Open Source software as part of development cooperation is not a matter of principle. Choosing software in development cooperation projects is about finding good software tools to help you do the job.
The chances of doing a project on a non Microsoft Windows desktop is a far fetched one. But for software serving other purposes one might find good OpenSource alternatives to the commercial ones. In my area of work GIS servers, Content Management Systems, Office systems and operating systems for servers are relevant examples.Working with IT projects in developing countries does involve special challenges which only open source software can meet. Searches for “Development cooperation” and “open source” software on Google and Bing returns few relevant hits.
Structuring the pro and cons for open source in developent cooperation projects deserves more than a posting written one late evening. But this is about as good as it gets this time around. This is my list of challenges on this subject:
1) Project funding ends
All projects start and end. Development cooperation projects are special in the sence of them being initiated because there has been few or no local incentives to start that particular project.
There is a good chance of the project dying if the source of funding for recurring license fees disappears. If the software represents the nave of the procedures the project outcomes are reduced to sweet memories the day after the yearly software license is due.
2) The money trail problem
Some software just costs too much. Getting funding for a project might be hard enough. Adding recurring software expenses which are paid directly to US or European companies might be enough to sink the whole thing. It really does not look good to have employee expenses @ $12.000 for a year and then adding the same for a piece of software.

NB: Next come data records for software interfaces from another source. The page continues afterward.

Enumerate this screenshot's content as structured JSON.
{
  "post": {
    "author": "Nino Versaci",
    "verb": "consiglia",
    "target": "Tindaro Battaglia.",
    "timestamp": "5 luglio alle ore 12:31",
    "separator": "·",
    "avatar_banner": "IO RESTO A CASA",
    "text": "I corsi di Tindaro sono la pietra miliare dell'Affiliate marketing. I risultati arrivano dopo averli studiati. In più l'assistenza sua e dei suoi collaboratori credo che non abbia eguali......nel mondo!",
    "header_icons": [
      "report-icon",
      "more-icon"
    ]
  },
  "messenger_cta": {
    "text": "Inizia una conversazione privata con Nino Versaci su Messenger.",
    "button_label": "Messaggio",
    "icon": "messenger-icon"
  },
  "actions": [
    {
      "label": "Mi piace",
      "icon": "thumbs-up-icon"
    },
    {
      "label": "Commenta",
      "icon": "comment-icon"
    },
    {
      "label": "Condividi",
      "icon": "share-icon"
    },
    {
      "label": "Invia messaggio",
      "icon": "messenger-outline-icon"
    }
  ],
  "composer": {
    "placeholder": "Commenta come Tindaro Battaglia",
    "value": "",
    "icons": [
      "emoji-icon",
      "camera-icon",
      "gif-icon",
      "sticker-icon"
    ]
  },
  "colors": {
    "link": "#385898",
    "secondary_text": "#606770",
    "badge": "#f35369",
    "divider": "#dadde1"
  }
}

In development projects a question often raised is how much of the money ends up in the receiving end. Money are used on airfare, travel allowances, consultancy fees, hotels and more. In a worst case senario most money ends up outside the supported country. Software licenses is of no help in this equation.
3) Bad luck

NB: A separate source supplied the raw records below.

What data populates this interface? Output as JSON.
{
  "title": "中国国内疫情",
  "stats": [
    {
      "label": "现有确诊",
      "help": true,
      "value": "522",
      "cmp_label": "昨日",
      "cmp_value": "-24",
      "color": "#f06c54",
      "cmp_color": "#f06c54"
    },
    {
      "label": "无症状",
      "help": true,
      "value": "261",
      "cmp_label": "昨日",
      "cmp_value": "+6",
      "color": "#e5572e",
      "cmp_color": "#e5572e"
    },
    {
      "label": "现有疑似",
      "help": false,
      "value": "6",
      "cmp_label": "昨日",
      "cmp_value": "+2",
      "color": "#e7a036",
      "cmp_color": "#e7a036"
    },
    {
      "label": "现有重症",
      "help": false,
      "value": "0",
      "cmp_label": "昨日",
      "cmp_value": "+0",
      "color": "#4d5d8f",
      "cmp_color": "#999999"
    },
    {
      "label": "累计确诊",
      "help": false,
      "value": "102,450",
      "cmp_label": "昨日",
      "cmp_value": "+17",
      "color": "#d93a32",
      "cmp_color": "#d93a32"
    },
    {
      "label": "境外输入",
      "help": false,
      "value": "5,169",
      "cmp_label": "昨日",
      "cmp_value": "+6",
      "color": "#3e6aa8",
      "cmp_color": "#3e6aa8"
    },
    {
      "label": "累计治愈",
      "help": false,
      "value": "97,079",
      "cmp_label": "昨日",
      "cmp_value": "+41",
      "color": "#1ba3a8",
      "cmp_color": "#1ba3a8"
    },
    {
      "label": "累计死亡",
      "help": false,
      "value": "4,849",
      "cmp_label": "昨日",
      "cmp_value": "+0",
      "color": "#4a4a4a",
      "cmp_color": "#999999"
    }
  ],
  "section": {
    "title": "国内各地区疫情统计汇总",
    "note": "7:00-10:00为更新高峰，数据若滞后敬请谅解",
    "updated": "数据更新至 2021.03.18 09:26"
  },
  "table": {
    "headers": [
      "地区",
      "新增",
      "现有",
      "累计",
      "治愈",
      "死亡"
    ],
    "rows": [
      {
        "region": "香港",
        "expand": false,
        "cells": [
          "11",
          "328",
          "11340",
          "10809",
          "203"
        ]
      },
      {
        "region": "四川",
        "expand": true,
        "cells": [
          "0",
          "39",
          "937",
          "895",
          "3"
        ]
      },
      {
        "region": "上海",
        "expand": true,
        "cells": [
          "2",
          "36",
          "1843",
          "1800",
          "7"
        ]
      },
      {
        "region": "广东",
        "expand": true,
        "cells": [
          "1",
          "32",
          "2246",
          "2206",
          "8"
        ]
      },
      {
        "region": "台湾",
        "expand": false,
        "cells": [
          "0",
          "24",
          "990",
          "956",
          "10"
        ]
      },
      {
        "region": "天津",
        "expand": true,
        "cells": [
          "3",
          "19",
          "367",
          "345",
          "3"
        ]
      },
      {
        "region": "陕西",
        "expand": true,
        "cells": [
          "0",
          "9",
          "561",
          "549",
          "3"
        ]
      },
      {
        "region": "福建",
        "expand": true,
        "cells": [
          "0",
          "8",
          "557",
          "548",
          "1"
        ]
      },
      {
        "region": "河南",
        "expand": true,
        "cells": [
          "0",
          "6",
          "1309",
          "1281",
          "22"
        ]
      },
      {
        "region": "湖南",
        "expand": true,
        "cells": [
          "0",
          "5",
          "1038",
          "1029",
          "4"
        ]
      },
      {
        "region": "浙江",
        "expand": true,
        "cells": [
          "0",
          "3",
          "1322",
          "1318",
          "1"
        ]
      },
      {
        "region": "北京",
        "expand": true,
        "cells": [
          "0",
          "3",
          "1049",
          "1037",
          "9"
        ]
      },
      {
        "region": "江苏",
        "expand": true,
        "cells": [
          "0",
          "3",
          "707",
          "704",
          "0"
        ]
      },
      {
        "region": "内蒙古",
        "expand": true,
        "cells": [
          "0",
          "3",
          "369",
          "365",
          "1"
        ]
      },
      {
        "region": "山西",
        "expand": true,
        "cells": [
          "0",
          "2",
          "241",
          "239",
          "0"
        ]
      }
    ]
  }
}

At one point a colleague of mine visited a GIS facility in an African country. They had sophisticated GIS software installed on several of the office computers. Some of the officers were conversant with using the software. There was one problem though. The software license key was a small piece of hardware not unlike memory sticks. At some point someone had mistaken the licence dongle for beeing a misplaced memory stick. Replacing the dongle requires information about where the software was bought and relevant documents. They were not available as the software was paid by an external entity. So no dongle – no GIS. No GIS no analysis. No analysis no project outcome.
4) The expensive gift

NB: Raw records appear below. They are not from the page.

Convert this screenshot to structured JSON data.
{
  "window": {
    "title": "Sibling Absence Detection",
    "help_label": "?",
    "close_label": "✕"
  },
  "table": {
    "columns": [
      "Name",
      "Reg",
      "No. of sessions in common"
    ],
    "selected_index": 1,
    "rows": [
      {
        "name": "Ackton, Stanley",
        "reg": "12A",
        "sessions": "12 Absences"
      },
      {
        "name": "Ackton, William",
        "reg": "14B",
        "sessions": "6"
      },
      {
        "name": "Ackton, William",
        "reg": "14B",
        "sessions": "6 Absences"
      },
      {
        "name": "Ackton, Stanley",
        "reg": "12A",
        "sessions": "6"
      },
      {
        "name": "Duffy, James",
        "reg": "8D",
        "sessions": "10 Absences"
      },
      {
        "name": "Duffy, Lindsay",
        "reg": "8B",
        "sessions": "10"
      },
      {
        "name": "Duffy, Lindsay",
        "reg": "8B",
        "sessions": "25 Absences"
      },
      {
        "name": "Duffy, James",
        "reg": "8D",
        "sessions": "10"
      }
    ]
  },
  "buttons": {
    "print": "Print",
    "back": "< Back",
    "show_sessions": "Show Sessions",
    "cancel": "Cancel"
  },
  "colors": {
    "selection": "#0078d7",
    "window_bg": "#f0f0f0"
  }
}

To eliminate expensive software as a challenge some international organizations has been rumored to give away expensive software. The problem is that some of this software could end up being more of a burden than an assed. After one year the bills might be flowing. That is not a problem if the receiving agency is out of funds or not otherwise able to pay the bill. But if the adminstration has sufficient funding the math will tell it all after a couple of years. This doesen’t get any better if the software is noe even used.
5) Flop safety on
For the sake of argument, let us imagine a project resting on a dodgy fundament with a particularly incompetent foreigner doing his best but still failing amazingly. Sadly it it is not really hard to imagine…
With a policy of using open source software the funding party can reduce the potential costs of a project disaster by thousands of dollars by using open source instead of commercial software.
6) The disappearing engineer challenge
Quite often projects will attract clever engineers eager to learn something new. Contributing to establishing a project is something any engineer love to do. Throw some new software at them and the good ones will get up to speed on it in no time. Some training courses and weeks of intense work later the still present engineer is able to run the project without further support.
Restless and clever people tend to move on after reaching their goals. So after running the project for some time the engineer moves onwards to greener pastures with his new competence – leaving behind a useless license fee.
7) Language barriers
For some users a system might be problematic if it is provided in English language only. Open Source software allows for access to the code and relevant changes to accommodate for the users not fluent in English.
Some of these examples are from real life. All of them based on experience and word of mouth.
Projects in developing countries are inherently difficult to manage. Adding commercial software software adds to the complexity. The factors mentioned above points to using open source software. Commercial software has their pres as well. Having access to professional training is one area where Open Source software is weak. Support systems is an other one.
All in all considering which software is best for the job is not a straight forward one. But for projects in developing countries the factors above should be considered when choosing software.
For an example of an open source spatial data infrastructure implementation take a look at this posting:
As allways the plan is to do some more thinking about this theme. Comments are most welcome, and with some substantial contributions I might be able to develop this posting further.
The following issues could be further researched: Ease of integration, scalability, more?